Excerpted data
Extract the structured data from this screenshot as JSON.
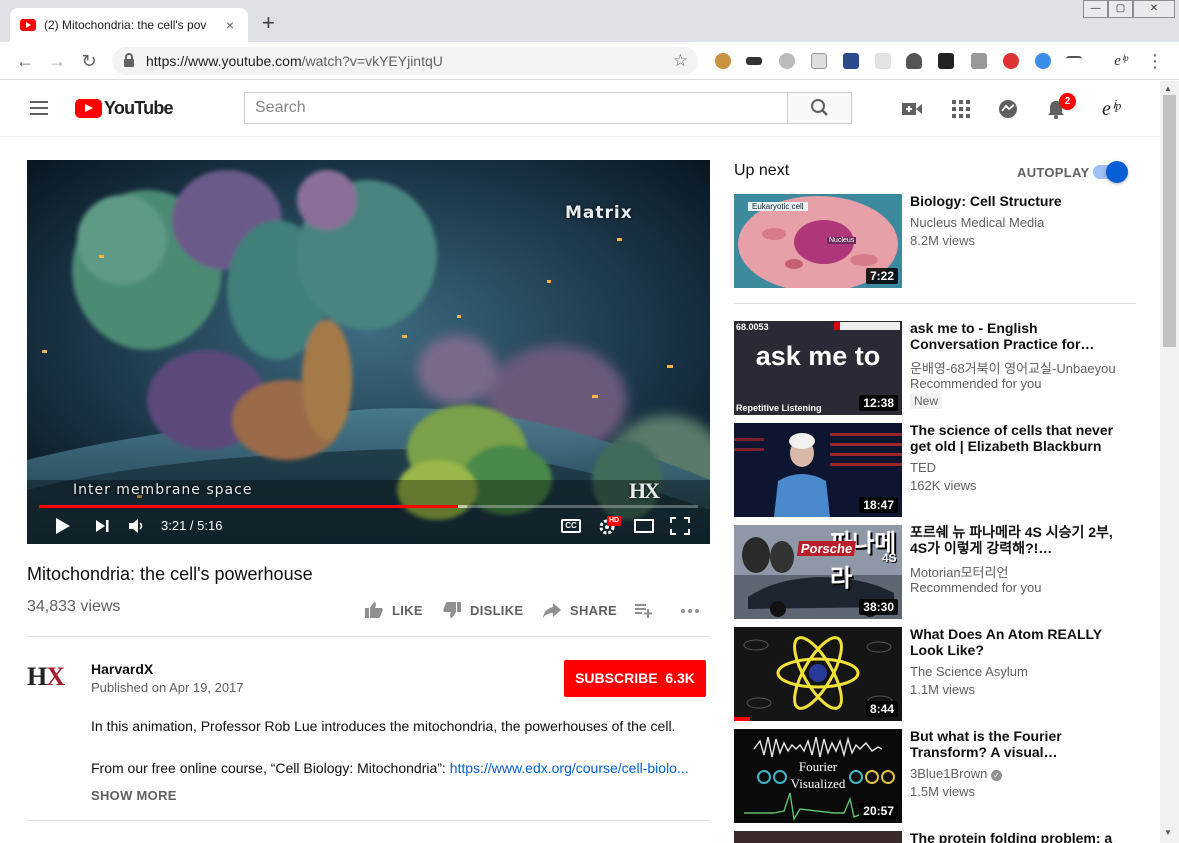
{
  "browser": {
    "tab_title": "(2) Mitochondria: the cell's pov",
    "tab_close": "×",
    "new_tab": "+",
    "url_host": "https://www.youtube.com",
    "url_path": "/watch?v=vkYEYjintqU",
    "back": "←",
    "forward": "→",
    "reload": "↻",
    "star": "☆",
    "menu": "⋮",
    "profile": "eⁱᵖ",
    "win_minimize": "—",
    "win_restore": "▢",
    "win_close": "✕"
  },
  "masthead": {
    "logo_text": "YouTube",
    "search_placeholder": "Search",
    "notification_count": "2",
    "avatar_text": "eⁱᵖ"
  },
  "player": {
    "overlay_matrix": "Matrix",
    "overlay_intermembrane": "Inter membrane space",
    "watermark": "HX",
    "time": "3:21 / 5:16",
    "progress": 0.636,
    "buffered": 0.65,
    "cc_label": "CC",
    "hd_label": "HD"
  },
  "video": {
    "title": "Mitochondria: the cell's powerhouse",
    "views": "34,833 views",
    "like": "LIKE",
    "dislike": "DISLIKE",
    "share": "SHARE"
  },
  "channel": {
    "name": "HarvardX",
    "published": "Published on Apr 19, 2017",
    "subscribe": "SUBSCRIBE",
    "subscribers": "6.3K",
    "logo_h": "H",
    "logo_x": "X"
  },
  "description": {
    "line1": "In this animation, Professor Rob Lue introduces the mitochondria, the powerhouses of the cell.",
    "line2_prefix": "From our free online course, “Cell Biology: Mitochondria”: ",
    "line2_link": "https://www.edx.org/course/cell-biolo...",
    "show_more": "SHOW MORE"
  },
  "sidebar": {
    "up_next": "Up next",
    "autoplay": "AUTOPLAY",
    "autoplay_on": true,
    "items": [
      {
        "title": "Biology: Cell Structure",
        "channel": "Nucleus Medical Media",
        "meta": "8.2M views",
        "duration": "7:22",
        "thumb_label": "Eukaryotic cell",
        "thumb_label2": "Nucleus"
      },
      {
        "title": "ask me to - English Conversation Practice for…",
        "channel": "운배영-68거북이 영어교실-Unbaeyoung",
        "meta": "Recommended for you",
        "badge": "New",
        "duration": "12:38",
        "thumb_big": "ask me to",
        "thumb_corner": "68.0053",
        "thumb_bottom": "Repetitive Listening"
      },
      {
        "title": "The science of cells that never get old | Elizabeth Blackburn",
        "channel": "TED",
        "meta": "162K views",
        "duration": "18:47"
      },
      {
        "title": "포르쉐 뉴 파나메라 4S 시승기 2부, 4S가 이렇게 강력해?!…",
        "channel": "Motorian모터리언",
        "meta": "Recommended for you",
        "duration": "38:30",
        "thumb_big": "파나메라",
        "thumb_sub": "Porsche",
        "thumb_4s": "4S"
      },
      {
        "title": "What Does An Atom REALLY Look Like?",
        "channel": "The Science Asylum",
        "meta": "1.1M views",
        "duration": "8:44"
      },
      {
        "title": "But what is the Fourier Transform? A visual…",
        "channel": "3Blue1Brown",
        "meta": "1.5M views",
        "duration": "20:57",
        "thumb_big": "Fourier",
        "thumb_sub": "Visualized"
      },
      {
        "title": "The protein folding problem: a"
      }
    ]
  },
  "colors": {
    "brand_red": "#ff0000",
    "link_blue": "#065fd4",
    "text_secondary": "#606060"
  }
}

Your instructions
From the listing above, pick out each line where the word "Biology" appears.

Answer for this exercise
    "line2_prefix": "From our free online course, “Cell Biology: Mitochondria”: ",
        "title": "Biology: Cell Structure",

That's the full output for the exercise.